(Items from a dataset)
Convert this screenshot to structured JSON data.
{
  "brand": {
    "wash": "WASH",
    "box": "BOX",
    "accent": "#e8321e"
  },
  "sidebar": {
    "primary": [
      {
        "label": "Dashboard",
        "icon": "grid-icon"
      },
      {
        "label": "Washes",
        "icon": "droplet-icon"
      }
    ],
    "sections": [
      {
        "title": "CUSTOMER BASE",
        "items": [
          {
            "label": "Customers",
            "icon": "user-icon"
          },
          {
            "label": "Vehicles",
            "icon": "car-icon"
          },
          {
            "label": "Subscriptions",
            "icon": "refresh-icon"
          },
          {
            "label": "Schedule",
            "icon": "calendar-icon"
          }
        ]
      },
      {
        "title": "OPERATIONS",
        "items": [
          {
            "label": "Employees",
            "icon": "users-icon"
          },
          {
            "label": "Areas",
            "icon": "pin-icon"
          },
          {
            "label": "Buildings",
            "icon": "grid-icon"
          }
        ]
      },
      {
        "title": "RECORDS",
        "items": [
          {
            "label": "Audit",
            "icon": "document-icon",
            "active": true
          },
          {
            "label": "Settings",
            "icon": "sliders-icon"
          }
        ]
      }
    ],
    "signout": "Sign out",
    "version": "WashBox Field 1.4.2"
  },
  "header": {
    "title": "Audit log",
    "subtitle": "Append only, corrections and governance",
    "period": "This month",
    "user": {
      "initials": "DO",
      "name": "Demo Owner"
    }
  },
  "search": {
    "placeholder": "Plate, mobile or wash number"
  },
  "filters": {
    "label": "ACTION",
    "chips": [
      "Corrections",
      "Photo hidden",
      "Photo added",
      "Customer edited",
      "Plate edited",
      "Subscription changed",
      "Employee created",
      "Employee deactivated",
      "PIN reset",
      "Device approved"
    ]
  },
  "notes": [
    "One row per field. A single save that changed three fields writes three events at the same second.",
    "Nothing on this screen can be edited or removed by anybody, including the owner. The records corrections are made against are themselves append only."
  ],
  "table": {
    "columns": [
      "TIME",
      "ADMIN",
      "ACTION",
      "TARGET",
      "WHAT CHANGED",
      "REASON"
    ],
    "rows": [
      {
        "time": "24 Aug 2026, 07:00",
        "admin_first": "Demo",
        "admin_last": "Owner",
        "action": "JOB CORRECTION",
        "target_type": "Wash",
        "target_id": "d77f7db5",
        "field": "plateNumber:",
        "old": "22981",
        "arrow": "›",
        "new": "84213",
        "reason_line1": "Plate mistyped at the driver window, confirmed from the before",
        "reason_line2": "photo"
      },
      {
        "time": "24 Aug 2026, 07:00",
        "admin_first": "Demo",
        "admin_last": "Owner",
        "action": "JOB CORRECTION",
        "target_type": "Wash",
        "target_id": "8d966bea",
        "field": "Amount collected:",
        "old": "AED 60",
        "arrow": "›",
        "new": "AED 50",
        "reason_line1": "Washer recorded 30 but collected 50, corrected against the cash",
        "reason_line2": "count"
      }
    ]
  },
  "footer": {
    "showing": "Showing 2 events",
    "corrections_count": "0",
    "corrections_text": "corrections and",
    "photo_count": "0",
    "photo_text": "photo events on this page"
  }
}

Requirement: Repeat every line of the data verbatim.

Your response:
Convert this screenshot to structured JSON data.
{
  "brand": {
    "wash": "WASH",
    "box": "BOX",
    "accent": "#e8321e"
  },
  "sidebar": {
    "primary": [
      {
        "label": "Dashboard",
        "icon": "grid-icon"
      },
      {
        "label": "Washes",
        "icon": "droplet-icon"
      }
    ],
    "sections": [
      {
        "title": "CUSTOMER BASE",
        "items": [
          {
            "label": "Customers",
            "icon": "user-icon"
          },
          {
            "label": "Vehicles",
            "icon": "car-icon"
          },
          {
            "label": "Subscriptions",
            "icon": "refresh-icon"
          },
          {
            "label": "Schedule",
            "icon": "calendar-icon"
          }
        ]
      },
      {
        "title": "OPERATIONS",
        "items": [
          {
            "label": "Employees",
            "icon": "users-icon"
          },
          {
            "label": "Areas",
            "icon": "pin-icon"
          },
          {
            "label": "Buildings",
            "icon": "grid-icon"
          }
        ]
      },
      {
        "title": "RECORDS",
        "items": [
          {
            "label": "Audit",
            "icon": "document-icon",
            "active": true
          },
          {
            "label": "Settings",
            "icon": "sliders-icon"
          }
        ]
      }
    ],
    "signout": "Sign out",
    "version": "WashBox Field 1.4.2"
  },
  "header": {
    "title": "Audit log",
    "subtitle": "Append only, corrections and governance",
    "period": "This month",
    "user": {
      "initials": "DO",
      "name": "Demo Owner"
    }
  },
  "search": {
    "placeholder": "Plate, mobile or wash number"
  },
  "filters": {
    "label": "ACTION",
    "chips": [
      "Corrections",
      "Photo hidden",
      "Photo added",
      "Customer edited",
      "Plate edited",
      "Subscription changed",
      "Employee created",
      "Employee deactivated",
      "PIN reset",
      "Device approved"
    ]
  },
  "notes": [
    "One row per field. A single save that changed three fields writes three events at the same second.",
    "Nothing on this screen can be edited or removed by anybody, including the owner. The records corrections are made against are themselves append only."
  ],
  "table": {
    "columns": [
      "TIME",
      "ADMIN",
      "ACTION",
      "TARGET",
      "WHAT CHANGED",
      "REASON"
    ],
    "rows": [
      {
        "time": "24 Aug 2026, 07:00",
        "admin_first": "Demo",
        "admin_last": "Owner",
        "action": "JOB CORRECTION",
        "target_type": "Wash",
        "target_id": "d77f7db5",
        "field": "plateNumber:",
        "old": "22981",
        "arrow": "›",
        "new": "84213",
        "reason_line1": "Plate mistyped at the driver window, confirmed from the before",
        "reason_line2": "photo"
      },
      {
        "time": "24 Aug 2026, 07:00",
        "admin_first": "Demo",
        "admin_last": "Owner",
        "action": "JOB CORRECTION",
        "target_type": "Wash",
        "target_id": "8d966bea",
        "field": "Amount collected:",
        "old": "AED 60",
        "arrow": "›",
        "new": "AED 50",
        "reason_line1": "Washer recorded 30 but collected 50, corrected against the cash",
        "reason_line2": "count"
      }
    ]
  },
  "footer": {
    "showing": "Showing 2 events",
    "corrections_count": "0",
    "corrections_text": "corrections and",
    "photo_count": "0",
    "photo_text": "photo events on this page"
  }
}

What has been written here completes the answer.